[Excerpts from an interface dataset]
|---|

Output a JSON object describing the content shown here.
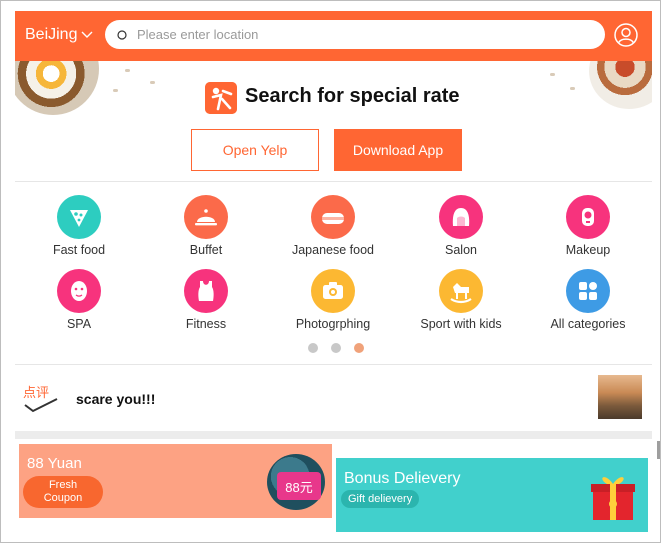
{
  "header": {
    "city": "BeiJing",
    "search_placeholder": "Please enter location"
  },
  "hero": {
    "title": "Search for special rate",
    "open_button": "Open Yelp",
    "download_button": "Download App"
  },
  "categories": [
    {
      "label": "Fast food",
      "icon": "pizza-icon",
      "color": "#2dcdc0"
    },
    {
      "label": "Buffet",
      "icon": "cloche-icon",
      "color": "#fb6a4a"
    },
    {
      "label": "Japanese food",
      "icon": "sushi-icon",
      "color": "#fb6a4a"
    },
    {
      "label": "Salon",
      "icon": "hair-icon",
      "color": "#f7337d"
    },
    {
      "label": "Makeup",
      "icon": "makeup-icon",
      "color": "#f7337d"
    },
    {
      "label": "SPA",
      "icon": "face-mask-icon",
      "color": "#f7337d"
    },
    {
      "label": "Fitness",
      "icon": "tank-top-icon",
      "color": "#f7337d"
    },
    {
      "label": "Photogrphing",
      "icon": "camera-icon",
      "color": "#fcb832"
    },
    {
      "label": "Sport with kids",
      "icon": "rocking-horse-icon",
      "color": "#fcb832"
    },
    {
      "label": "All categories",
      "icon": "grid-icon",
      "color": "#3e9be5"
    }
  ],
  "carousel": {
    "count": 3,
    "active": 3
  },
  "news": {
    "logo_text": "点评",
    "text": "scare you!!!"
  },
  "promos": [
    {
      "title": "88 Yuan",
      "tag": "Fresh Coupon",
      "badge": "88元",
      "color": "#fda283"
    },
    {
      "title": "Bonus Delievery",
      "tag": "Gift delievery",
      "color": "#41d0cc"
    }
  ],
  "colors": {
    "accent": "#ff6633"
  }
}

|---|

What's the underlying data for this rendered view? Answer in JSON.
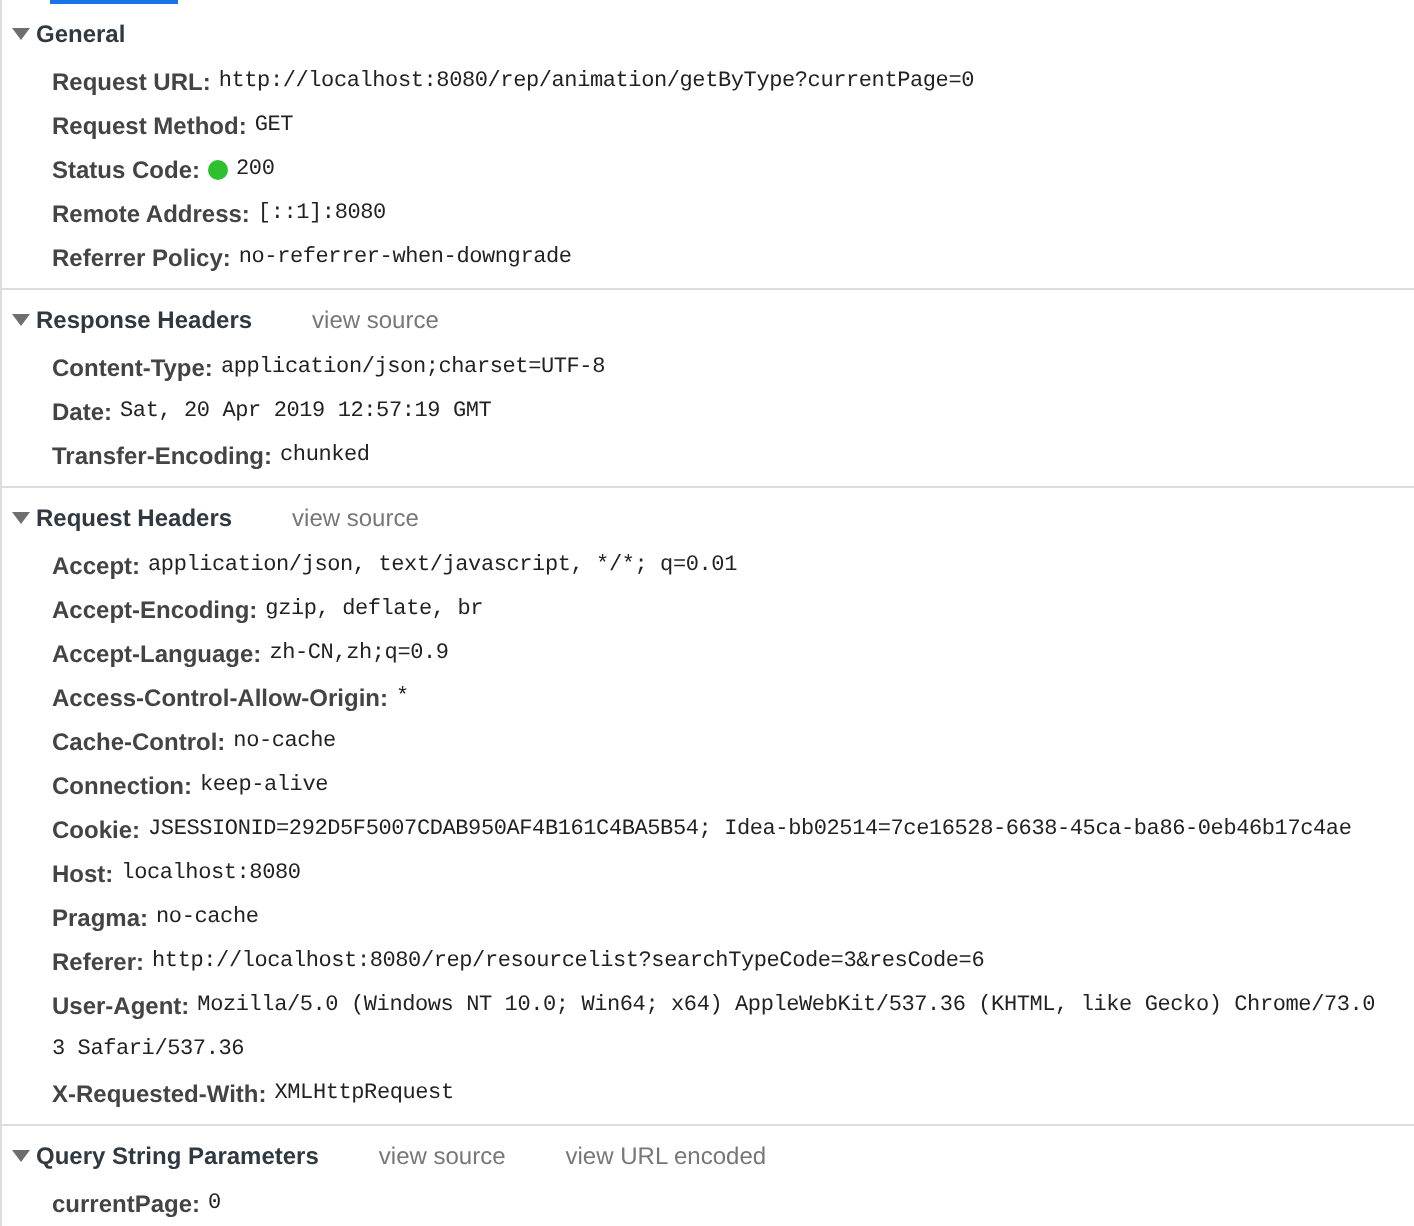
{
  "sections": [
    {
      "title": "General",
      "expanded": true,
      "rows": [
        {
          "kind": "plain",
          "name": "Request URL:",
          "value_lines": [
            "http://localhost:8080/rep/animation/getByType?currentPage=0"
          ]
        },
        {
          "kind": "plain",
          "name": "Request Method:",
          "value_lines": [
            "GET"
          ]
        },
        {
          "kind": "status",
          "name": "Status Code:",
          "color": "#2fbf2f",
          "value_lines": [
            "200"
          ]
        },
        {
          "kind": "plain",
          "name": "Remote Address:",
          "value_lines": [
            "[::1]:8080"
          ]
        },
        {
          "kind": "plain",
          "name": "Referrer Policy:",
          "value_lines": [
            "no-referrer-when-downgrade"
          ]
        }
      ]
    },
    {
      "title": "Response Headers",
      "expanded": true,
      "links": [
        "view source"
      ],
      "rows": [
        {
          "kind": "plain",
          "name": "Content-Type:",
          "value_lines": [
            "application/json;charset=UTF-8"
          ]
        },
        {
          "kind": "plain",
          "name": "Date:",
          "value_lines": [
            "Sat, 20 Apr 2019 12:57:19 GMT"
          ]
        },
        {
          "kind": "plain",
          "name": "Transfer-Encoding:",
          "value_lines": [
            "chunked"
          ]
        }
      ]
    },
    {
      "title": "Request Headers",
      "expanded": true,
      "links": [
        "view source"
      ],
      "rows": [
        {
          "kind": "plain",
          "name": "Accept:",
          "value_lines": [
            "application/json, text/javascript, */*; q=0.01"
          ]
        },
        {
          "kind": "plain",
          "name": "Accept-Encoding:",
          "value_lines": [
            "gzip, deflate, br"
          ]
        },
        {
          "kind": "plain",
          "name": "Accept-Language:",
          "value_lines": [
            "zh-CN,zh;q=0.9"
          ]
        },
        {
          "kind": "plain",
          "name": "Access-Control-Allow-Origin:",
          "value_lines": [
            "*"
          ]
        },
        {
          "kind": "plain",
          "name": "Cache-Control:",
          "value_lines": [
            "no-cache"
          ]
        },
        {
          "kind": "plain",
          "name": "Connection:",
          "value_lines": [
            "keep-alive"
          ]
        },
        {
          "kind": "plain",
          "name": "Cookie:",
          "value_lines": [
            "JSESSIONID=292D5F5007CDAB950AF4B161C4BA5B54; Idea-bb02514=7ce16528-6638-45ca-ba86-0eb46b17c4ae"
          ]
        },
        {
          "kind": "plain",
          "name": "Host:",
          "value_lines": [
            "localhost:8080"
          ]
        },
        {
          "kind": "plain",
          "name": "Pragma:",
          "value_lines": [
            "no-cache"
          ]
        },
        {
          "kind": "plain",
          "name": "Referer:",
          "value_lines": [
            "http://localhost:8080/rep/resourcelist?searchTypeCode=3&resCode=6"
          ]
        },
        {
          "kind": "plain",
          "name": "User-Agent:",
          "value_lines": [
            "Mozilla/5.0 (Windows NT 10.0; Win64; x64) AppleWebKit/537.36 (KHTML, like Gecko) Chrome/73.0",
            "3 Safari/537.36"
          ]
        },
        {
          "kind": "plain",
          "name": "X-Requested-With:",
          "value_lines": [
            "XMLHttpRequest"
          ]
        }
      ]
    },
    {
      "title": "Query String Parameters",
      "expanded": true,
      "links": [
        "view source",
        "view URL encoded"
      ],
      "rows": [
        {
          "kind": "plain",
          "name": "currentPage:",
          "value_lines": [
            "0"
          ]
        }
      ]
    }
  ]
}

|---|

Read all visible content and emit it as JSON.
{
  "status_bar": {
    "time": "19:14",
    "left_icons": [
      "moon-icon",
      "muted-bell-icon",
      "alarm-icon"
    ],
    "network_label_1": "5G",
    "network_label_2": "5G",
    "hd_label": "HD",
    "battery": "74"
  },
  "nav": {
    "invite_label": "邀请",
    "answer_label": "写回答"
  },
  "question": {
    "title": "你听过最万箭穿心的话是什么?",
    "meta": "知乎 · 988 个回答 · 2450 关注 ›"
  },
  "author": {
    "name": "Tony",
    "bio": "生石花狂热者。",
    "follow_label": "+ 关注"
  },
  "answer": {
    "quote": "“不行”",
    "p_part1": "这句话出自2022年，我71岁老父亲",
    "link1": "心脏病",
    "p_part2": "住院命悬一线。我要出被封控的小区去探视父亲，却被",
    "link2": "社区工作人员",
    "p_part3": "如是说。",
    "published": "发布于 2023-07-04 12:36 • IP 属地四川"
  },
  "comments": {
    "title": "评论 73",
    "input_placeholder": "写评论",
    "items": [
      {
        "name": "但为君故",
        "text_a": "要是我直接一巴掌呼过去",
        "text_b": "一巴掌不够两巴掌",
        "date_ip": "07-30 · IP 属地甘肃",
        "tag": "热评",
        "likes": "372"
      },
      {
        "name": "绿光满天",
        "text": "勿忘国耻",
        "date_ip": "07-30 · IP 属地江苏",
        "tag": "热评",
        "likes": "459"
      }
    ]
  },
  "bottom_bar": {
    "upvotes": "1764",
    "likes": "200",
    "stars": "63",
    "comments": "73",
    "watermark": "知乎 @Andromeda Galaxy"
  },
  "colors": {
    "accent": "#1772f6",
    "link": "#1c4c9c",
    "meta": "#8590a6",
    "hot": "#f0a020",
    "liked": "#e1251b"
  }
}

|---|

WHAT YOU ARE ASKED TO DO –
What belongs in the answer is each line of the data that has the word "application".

PROBLEM SOLUTION –
            "application/json;charset=UTF-8"
            "application/json, text/javascript, */*; q=0.01"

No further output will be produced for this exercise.